Sorties are generated by maintenance. This realignment and renaming of MX happens every few years based in the whims of ever-changing Ops leadership. It’s all been tried before, over and over. It never really changes anything except causing turmoil for MX leaders. Wrenches still get turned and sorties generated.


Air Combat Command is changing the aircraft maintenance organizational structure to improve synchronization between maintenance and fighter squadrons.

This new structure, called Combat Oriented Maintenance Organization, or COMO, flattens the maintenance organizational structure and transitions aircraft maintenance units into fighter generation squadrons.

The fighter generation squadron is a new squadron comprised of maintainers responsible for airpower health and generation. The fighter generation squadron will be paired with a complementary fighter squadron and the two units will work collaboratively both in garrison and during deployments.

“We’ve already seen success with this new organizational model at Shaw Air Force Base (South Carolina),” said Maj. Gen. Mark Slocum, ACC director of air and space operations. “The benefit of this new organizational construct is it enhances the fighter force’s agility and better prepares them for a future dynamic force employment in a high-end fight.”

Pairing fighter squadrons with a dedicated fighter generation squadron will foster unity of effort between maintenance and operations as well as provide a better view of readiness.

For the last few years, ACC has been on a wing reorganization experimentation journey and allowed commanders to experiment with various types of wing organizational constructs in order to build more agile and cohesive units.

“After gathering what we’ve learned from this season of experimentation, we are now moving forward into a season of standardization,” said Maj. Gen. Tom Miller, ACC director of logistics, engineering and force protection. “The COMO structure allows fighter wings to prepare for rapid deployments and to disaggregate and reaggregate as needed by the CFACC.”

This pairing of the fighter and a fighter generation squadron is just the first phase of a broader force presentation model ACC is building to better organize, train and equip combat air forces. Phase two will focus on evaluation of air base squadrons that can rapidly deploy and provide base operating support. Phase three examines wing command and control capabilities.

The 20 FW at Shaw AFB and 388 FW at Hill AFB, Utah are the first wings to transition to the COMO model, with the remaining ACC fighter wings transitioning by the summer of 2022.

By Headquarters Air Combat Command

Photos by SSgt Destinee Sweeney

Virtual Warfighter Expo – Otis Suppressor Cleaner and Reclaimer

Tuesday, October 6th, 2020

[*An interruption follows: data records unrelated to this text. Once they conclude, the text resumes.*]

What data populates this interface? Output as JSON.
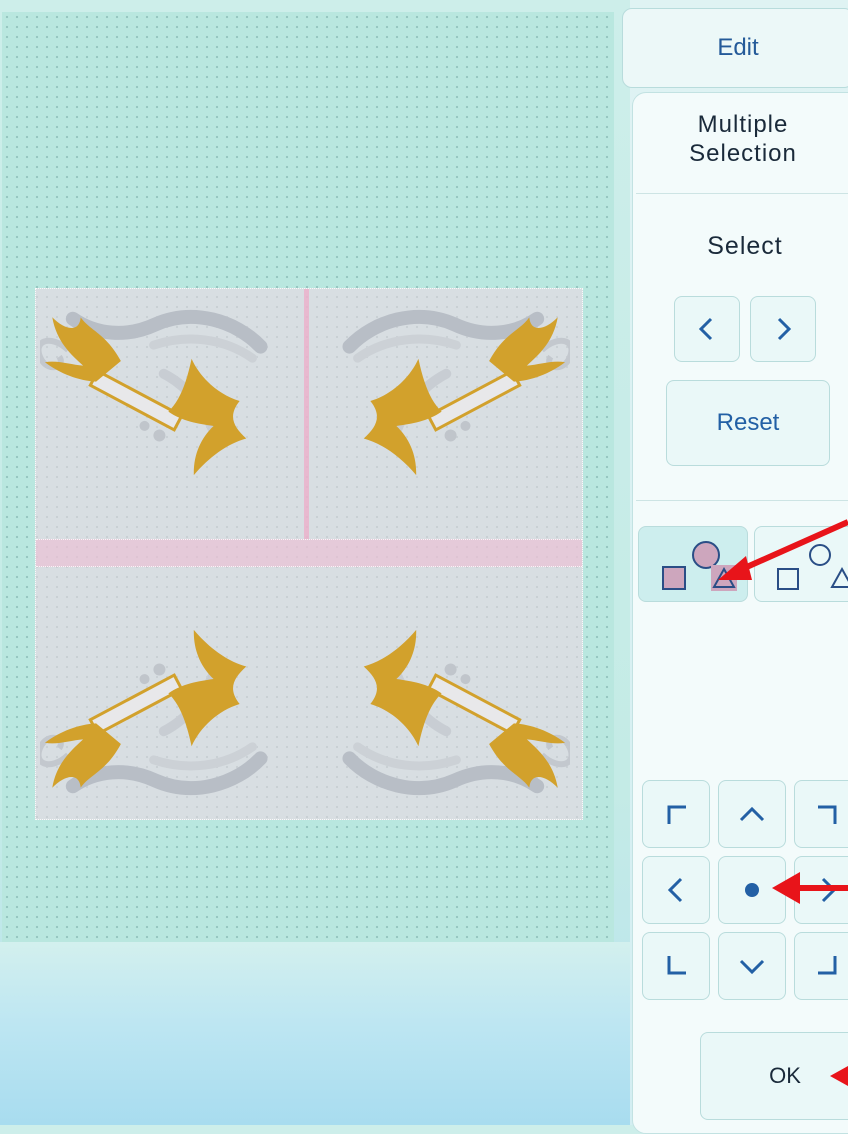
{
  "panel": {
    "tab_label": "Edit",
    "title_line1": "Multiple",
    "title_line2": "Selection",
    "select_label": "Select",
    "prev_icon": "chevron-left-icon",
    "next_icon": "chevron-right-icon",
    "reset_label": "Reset",
    "selection_modes": [
      {
        "name": "select-all-grouped",
        "icon": "square-circle-triangle-filled-icon",
        "active": true
      },
      {
        "name": "select-individual",
        "icon": "square-circle-triangle-outline-icon",
        "active": false
      }
    ],
    "move_pad": [
      "corner-top-left",
      "up",
      "corner-top-right",
      "left",
      "center",
      "right",
      "corner-bottom-left",
      "down",
      "corner-bottom-right"
    ],
    "ok_label": "OK"
  },
  "colors": {
    "accent": "#2360a5",
    "gold_embroidery": "#d2a12c",
    "silver_embroidery": "#b8bec6",
    "annotation_arrow": "#e8141a",
    "hoop_tint": "#f2d7e4"
  }
}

During both SHOT Show and ADS Federal Range Day we’ve shown you the Otis Suppressor Cleaner and Reclaimer. However, we’ve received questions about how it works. Otis Technology demonstrated the device during the Virtual Warfighter Expo.

Offered in two sizes, theOSCR-1 has a basket for individual components which the larger OSCR-6 model does not. However, the OSCR-6 incorporates wheels and handles for movement, which makes sense as it is quote a bit larger. Regardless of size, the OSCR removed more than 90% of carbon, copper, and lead fouling from the suppressor’s baffles in as little as two hours.

Download the OTIS OSCR pdf here.

Units and agencies can procure all products shown during Virtual Warfighter by contacting ADS Inc.